Other Radio Topics
Guest Project Gallery
|LCD Frequency Counter|
|Written by Hans Summers|
|Saturday, 05 September 2009 22:31|
This frequency counter module is intended as a "digital dial" frequency readout for portable QRP radio tranceivers. It uses only six standard discrete logic IC's, i.e. no PIC or other microcontroller, no programming to be done, etc. The readout is designed to show kHz from the band edge with 100Hz resolution, i.e. 00.0kHz to 99.9kHz. The display updates ten times per second, which I have found to be a comfortable rate for tuning. The current consumption is 1.4mA, very suitable for portable (battery powered) operation. The size of the counter is 2.3 x 1.6 x 0.8 inches (58 x 41 x 20mm). I included an LED backlight module, which consumes approximately another 100mA (4 LED's, 25mA each). In a battery powered situation, to save power one would probably disable the backlight or have it operate on push-button command only.
I also included a x10 mode, which reads 000 to 999kHz from the band edge to 1kHz resolution. Finally, I included a x4 mode, in which the displayed frequency must be multiplied by 4 to get to the actual frequency. The purpose of this mode was to allow both x4 and x10 modes to be used simultaneously, for setting up the transceiver's VFO. In this mode, the counter covers 4MHz of the frequency spectrum to a resolution of 4kHz. Once the VFO is setup correctly, I will probably leave the frequency counter on the intended 100Hz resolution mode.
The LCD is direct drive (non multiplexed) and actually has 4 digits, only three of which are used in this application. It would be relatively straightforward to add further IC's to expand the counting range to 4 digits or more, using exactly the same circuit but repeating the circuitry for each digit. Non-multiplexed LCD's are available from Farnell and Rapid with matching LED backlights. The LCD has real pins (not elastomer contacts), and is as easy to use as a 40-pin DIP chip.
Many thanks to Ingo DK3RED who provided the nice computer drawn circuit diagrams. A German translation of this project will appear in a forthcoming 2006 issue of QRP-Report, the quarterly journal of the German QRP club.
The complete circuit diagram (schematic) is shown above, or CLICK HERE to open in a new window.

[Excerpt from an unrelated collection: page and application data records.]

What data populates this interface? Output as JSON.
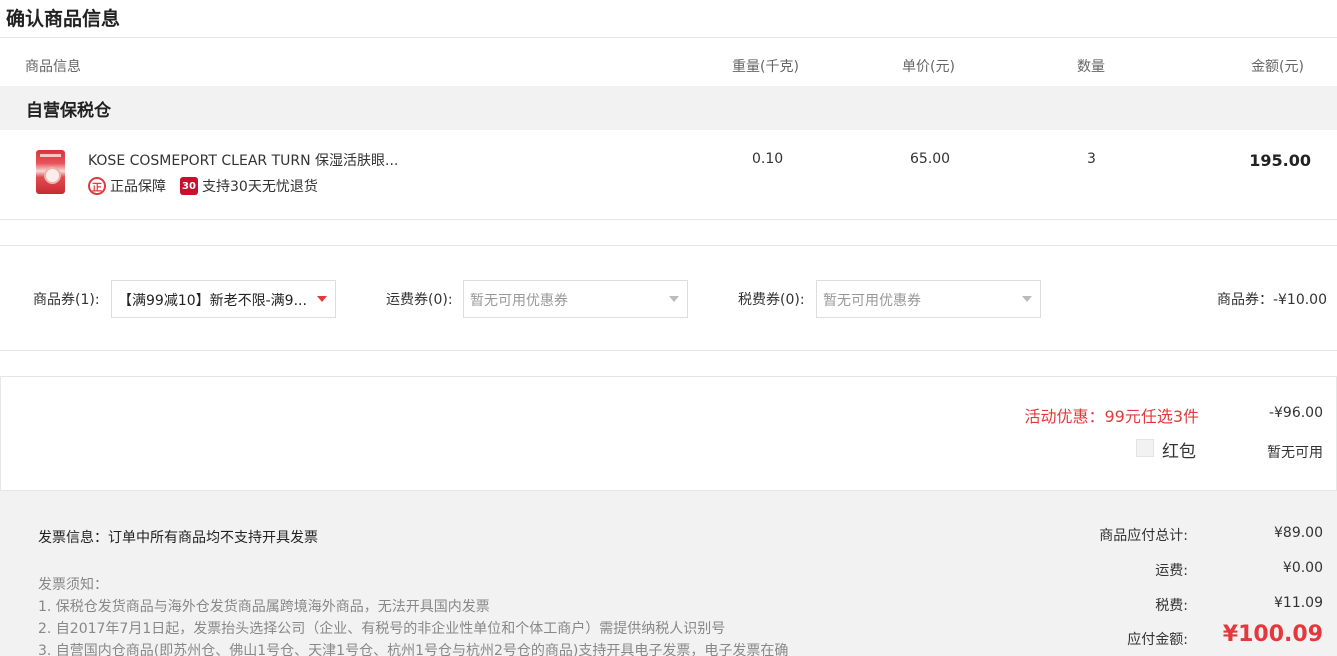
{
  "page": {
    "title": "确认商品信息"
  },
  "table": {
    "headers": {
      "product": "商品信息",
      "weight": "重量(千克)",
      "unit_price": "单价(元)",
      "quantity": "数量",
      "amount": "金额(元)"
    }
  },
  "warehouse": {
    "name": "自营保税仓"
  },
  "product": {
    "thumbnail_icon": "product-thumbnail",
    "name": "KOSE COSMEPORT CLEAR TURN 保湿活肤眼...",
    "badges": [
      {
        "icon": "genuine-icon",
        "icon_text": "正",
        "label": "正品保障"
      },
      {
        "icon": "return-30-icon",
        "icon_text": "30",
        "label": "支持30天无忧退货"
      }
    ],
    "weight": "0.10",
    "unit_price": "65.00",
    "quantity": "3",
    "amount": "195.00"
  },
  "coupons": {
    "goods": {
      "label": "商品券(1):",
      "selected": "【满99减10】新老不限-满9..."
    },
    "shipping": {
      "label": "运费券(0):",
      "placeholder": "暂无可用优惠券"
    },
    "tax": {
      "label": "税费券(0):",
      "placeholder": "暂无可用优惠券"
    },
    "summary": "商品券：-¥10.00"
  },
  "promotion": {
    "label": "活动优惠：99元任选3件",
    "value": "-¥96.00",
    "red_packet_label": "红包",
    "red_packet_status": "暂无可用"
  },
  "invoice": {
    "info": "发票信息：订单中所有商品均不支持开具发票",
    "notice_title": "发票须知：",
    "notices": [
      "1. 保税仓发货商品与海外仓发货商品属跨境海外商品，无法开具国内发票",
      "2. 自2017年7月1日起，发票抬头选择公司（企业、有税号的非企业性单位和个体工商户）需提供纳税人识别号",
      "3. 自营国内仓商品(即苏州仓、佛山1号仓、天津1号仓、杭州1号仓与杭州2号仓的商品)支持开具电子发票，电子发票在确"
    ]
  },
  "summary": {
    "goods_total_label": "商品应付总计:",
    "goods_total": "¥89.00",
    "shipping_label": "运费:",
    "shipping": "¥0.00",
    "tax_label": "税费:",
    "tax": "¥11.09",
    "payable_label": "应付金额:",
    "payable": "¥100.09"
  },
  "colors": {
    "accent": "#e4393c",
    "panel": "#f2f2f2",
    "border": "#e6e6e6"
  }
}
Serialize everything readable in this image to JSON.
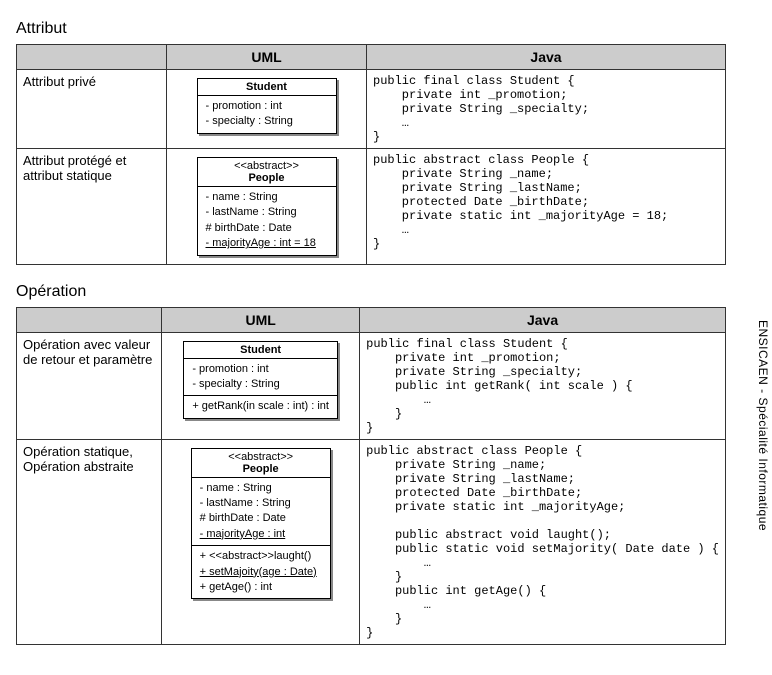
{
  "sideText": "ENSICAEN - Spécialité Informatique",
  "sections": {
    "attribut": {
      "title": "Attribut",
      "headers": {
        "uml": "UML",
        "java": "Java"
      },
      "rows": {
        "r1": {
          "label": "Attribut privé",
          "uml": {
            "className": "Student",
            "attrs": [
              "- promotion : int",
              "- specialty : String"
            ]
          },
          "java": "public final class Student {\n    private int _promotion;\n    private String _specialty;\n    …\n}"
        },
        "r2": {
          "label": "Attribut protégé et attribut statique",
          "uml": {
            "stereo": "<<abstract>>",
            "className": "People",
            "attrs": [
              "- name : String",
              "- lastName : String",
              "# birthDate : Date",
              "- majorityAge : int = 18"
            ],
            "staticIdx": [
              3
            ]
          },
          "java": "public abstract class People {\n    private String _name;\n    private String _lastName;\n    protected Date _birthDate;\n    private static int _majorityAge = 18;\n    …\n}"
        }
      }
    },
    "operation": {
      "title": "Opération",
      "headers": {
        "uml": "UML",
        "java": "Java"
      },
      "rows": {
        "r1": {
          "label": "Opération avec valeur de retour et paramètre",
          "uml": {
            "className": "Student",
            "attrs": [
              "- promotion : int",
              "- specialty : String"
            ],
            "ops": [
              "+ getRank(in scale : int) : int"
            ]
          },
          "java": "public final class Student {\n    private int _promotion;\n    private String _specialty;\n    public int getRank( int scale ) {\n        …\n    }\n}"
        },
        "r2": {
          "label": "Opération statique, Opération abstraite",
          "uml": {
            "stereo": "<<abstract>>",
            "className": "People",
            "attrs": [
              "- name : String",
              "- lastName : String",
              "# birthDate : Date",
              "- majorityAge : int"
            ],
            "staticIdx": [
              3
            ],
            "ops": [
              "+ <<abstract>>laught()",
              "+ setMajoity(age : Date)",
              "+ getAge() : int"
            ],
            "opsStaticIdx": [
              1
            ]
          },
          "java": "public abstract class People {\n    private String _name;\n    private String _lastName;\n    protected Date _birthDate;\n    private static int _majorityAge;\n\n    public abstract void laught();\n    public static void setMajority( Date date ) {\n        …\n    }\n    public int getAge() {\n        …\n    }\n}"
        }
      }
    }
  }
}
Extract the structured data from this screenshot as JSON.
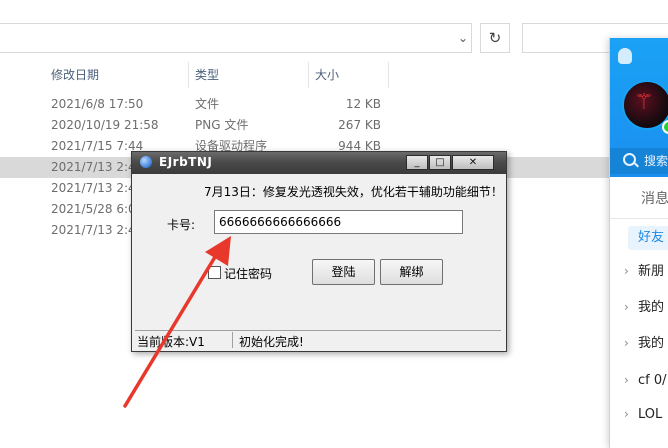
{
  "explorer": {
    "columns": {
      "date": "修改日期",
      "type": "类型",
      "size": "大小"
    },
    "rows": [
      {
        "date": "2021/6/8 17:50",
        "type": "文件",
        "size": "12 KB"
      },
      {
        "date": "2020/10/19 21:58",
        "type": "PNG 文件",
        "size": "267 KB"
      },
      {
        "date": "2021/7/15 7:44",
        "type": "设备驱动程序",
        "size": "944 KB"
      },
      {
        "date": "2021/7/13 2:4",
        "type": "",
        "size": ""
      },
      {
        "date": "2021/7/13 2:4",
        "type": "",
        "size": ""
      },
      {
        "date": "2021/5/28 6:0",
        "type": "",
        "size": ""
      },
      {
        "date": "2021/7/13 2:4",
        "type": "",
        "size": ""
      }
    ]
  },
  "qq": {
    "search_label": "搜索",
    "tab_messages": "消息",
    "tab_friends": "好友",
    "groups": [
      "新朋",
      "我的",
      "我的",
      "cf 0/",
      "LOL"
    ]
  },
  "dialog": {
    "title": "EJrbTNJ",
    "notice": "7月13日：修复发光透视失效，优化若干辅助功能细节！",
    "card_label": "卡号:",
    "card_value": "6666666666666666",
    "remember_label": "记住密码",
    "login_button": "登陆",
    "unbind_button": "解绑",
    "status_version": "当前版本:V1",
    "status_message": "初始化完成!",
    "buttons": {
      "minimize": "_",
      "maximize": "□",
      "close": "✕"
    }
  },
  "colors": {
    "annotation_arrow": "#e8382c",
    "qq_blue": "#1b8ff0"
  }
}
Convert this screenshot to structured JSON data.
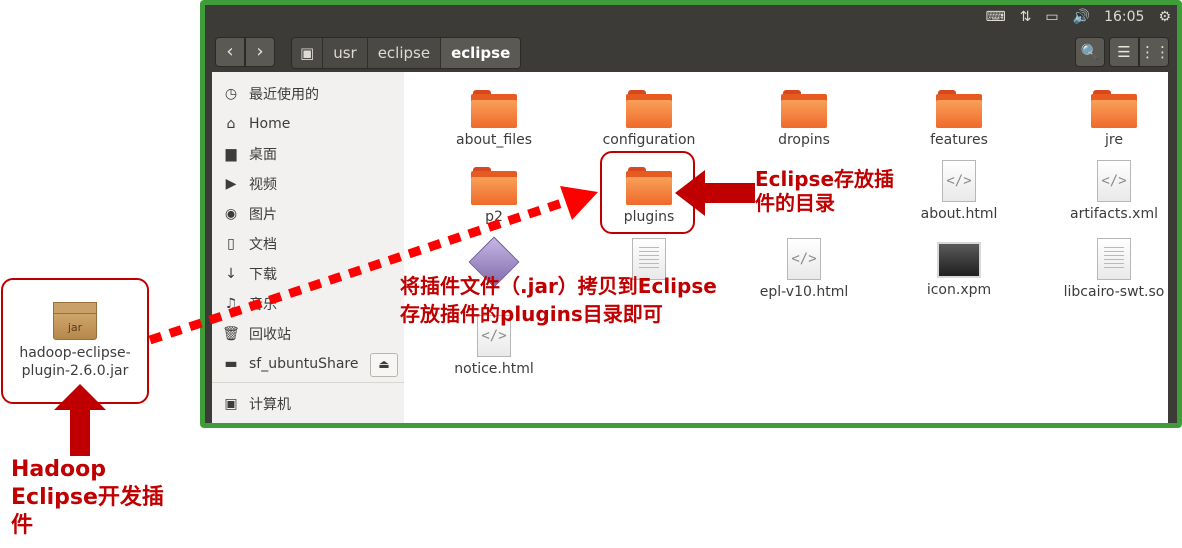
{
  "topbar": {
    "time": "16:05"
  },
  "breadcrumbs": [
    "usr",
    "eclipse",
    "eclipse"
  ],
  "sidebar": {
    "items": [
      {
        "icon": "clock-icon",
        "label": "最近使用的"
      },
      {
        "icon": "home-icon",
        "label": "Home"
      },
      {
        "icon": "folder-icon",
        "label": "桌面"
      },
      {
        "icon": "video-icon",
        "label": "视频"
      },
      {
        "icon": "camera-icon",
        "label": "图片"
      },
      {
        "icon": "document-icon",
        "label": "文档"
      },
      {
        "icon": "download-icon",
        "label": "下载"
      },
      {
        "icon": "music-icon",
        "label": "音乐"
      },
      {
        "icon": "trash-icon",
        "label": "回收站"
      },
      {
        "icon": "drive-icon",
        "label": "sf_ubuntuShare"
      },
      {
        "icon": "computer-icon",
        "label": "计算机"
      }
    ]
  },
  "files": [
    {
      "name": "about_files",
      "type": "folder"
    },
    {
      "name": "configuration",
      "type": "folder"
    },
    {
      "name": "dropins",
      "type": "folder"
    },
    {
      "name": "features",
      "type": "folder"
    },
    {
      "name": "jre",
      "type": "folder"
    },
    {
      "name": "p2",
      "type": "folder"
    },
    {
      "name": "plugins",
      "type": "folder"
    },
    {
      "name": "about.html",
      "type": "html"
    },
    {
      "name": "artifacts.xml",
      "type": "html"
    },
    {
      "name": "epl-v10.html",
      "type": "html"
    },
    {
      "name": "icon.xpm",
      "type": "image"
    },
    {
      "name": "libcairo-swt.so",
      "type": "text"
    },
    {
      "name": "notice.html",
      "type": "html"
    }
  ],
  "jar_file": {
    "icon_text": "jar",
    "line1": "hadoop-eclipse-",
    "line2": "plugin-2.6.0.jar"
  },
  "annotations": {
    "plugin_dir_line1": "Eclipse存放插",
    "plugin_dir_line2": "件的目录",
    "copy_line1": "将插件文件（.jar）拷贝到Eclipse",
    "copy_line2": "存放插件的plugins目录即可",
    "hadoop_line1": "Hadoop",
    "hadoop_line2": "Eclipse开发插",
    "hadoop_line3": "件"
  },
  "colors": {
    "annotation_red": "#c00000",
    "frame_green": "#3f9d39",
    "folder_orange": "#ef6a2a"
  }
}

The timebase for this frequency counter uses a 32.000kHz crystal. This is NOT the usual 32.768kHz crystal which is found in clocks and wrist watches by the billion. 32.000kHz crystals are quite hard to find. They are not available in the UK but can be purchased in the US from Digikey or Mouser. 32.768kHz crystals divide down to 1Hz, but this produces at best a display update rate of once per second, which I find too slow for comfortable tuning. 32.000kHz divides to 1000Hz, but this can be further divided to easily create timing for 10 updates per second and 100Hz resolution count, which I consider optimum for this application. The reason I chose such a low frequency crystal rather than a crystal in the MHz range, was twofold. Firstly, the lower frequencies require less division, which means lower parts count (in this instance it is all done within a single 74HC4060). Secondly, current consumption. The lower frequency crystal oscillators consume only some 30uA of current, compared to 3mA for a 4MHz crystal for example. I wanted to keep the overall current consumption of the frequency counter as low as possible.
Photographs (click the thumbnails for larger images)
|Last Updated on Sunday, 13 May 2012 13:42|